Start of Record set
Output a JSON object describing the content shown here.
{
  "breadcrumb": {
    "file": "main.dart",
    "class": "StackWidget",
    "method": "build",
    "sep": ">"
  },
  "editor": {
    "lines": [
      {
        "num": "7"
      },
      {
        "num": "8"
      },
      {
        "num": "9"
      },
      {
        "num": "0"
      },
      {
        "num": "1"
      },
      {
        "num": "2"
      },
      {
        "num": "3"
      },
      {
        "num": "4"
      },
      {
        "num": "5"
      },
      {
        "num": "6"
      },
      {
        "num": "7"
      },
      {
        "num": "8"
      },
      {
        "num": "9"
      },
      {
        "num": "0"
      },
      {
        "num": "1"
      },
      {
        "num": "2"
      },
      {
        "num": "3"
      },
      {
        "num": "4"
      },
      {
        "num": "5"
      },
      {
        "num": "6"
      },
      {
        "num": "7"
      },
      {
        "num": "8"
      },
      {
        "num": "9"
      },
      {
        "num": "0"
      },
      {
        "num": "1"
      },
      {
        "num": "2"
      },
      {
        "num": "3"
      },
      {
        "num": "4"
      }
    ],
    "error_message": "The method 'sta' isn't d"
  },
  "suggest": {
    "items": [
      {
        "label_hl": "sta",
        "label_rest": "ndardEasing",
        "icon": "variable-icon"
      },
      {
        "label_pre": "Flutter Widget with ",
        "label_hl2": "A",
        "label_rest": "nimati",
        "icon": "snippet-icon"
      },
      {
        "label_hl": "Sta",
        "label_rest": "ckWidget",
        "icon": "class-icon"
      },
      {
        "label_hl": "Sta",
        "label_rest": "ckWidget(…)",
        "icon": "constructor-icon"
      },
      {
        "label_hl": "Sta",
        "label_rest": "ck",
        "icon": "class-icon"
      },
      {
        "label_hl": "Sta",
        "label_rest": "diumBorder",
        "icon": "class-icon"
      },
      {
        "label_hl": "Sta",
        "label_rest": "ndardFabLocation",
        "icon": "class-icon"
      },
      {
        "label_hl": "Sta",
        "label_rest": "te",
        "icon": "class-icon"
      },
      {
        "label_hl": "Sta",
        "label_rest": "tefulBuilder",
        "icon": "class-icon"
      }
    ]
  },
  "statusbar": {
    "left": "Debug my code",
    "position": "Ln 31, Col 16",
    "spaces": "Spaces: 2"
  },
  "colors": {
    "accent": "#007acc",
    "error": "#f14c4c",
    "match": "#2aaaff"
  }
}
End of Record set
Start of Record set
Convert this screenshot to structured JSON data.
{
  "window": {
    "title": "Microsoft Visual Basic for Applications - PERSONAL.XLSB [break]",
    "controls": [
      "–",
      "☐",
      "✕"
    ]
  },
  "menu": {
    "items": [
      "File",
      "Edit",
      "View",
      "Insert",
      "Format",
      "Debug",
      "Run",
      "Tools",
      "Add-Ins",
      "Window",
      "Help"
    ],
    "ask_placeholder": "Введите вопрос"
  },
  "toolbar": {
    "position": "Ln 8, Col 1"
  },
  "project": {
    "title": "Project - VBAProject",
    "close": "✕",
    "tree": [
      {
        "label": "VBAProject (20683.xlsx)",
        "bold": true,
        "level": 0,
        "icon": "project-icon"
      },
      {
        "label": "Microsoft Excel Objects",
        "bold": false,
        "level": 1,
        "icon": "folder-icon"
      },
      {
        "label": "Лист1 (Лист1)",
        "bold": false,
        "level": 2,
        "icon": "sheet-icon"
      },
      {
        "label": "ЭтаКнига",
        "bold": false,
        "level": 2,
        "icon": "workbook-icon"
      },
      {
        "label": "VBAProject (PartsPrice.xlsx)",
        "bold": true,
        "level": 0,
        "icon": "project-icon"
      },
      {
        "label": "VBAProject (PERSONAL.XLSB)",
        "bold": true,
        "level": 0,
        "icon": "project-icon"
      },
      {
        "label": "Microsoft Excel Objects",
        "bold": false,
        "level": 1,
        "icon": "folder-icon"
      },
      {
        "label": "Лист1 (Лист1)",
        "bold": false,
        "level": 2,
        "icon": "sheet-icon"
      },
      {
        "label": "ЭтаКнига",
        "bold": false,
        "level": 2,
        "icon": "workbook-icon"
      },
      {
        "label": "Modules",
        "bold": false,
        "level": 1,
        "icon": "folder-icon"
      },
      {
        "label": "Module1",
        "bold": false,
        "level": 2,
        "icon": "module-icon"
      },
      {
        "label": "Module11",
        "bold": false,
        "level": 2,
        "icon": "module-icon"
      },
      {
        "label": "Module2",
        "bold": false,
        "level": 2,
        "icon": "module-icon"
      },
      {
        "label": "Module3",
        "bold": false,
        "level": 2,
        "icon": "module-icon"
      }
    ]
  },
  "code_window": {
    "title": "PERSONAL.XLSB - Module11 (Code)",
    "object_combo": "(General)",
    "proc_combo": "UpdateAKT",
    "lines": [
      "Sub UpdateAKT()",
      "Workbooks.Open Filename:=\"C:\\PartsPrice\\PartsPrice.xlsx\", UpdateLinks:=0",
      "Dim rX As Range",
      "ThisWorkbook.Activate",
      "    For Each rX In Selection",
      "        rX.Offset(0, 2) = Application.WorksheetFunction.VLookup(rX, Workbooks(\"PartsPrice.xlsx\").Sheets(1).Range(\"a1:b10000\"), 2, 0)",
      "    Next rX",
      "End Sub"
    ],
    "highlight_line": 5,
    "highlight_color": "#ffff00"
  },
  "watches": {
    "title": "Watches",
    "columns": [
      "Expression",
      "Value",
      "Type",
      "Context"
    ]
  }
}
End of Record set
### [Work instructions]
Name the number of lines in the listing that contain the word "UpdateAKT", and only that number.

### [Your solution]
2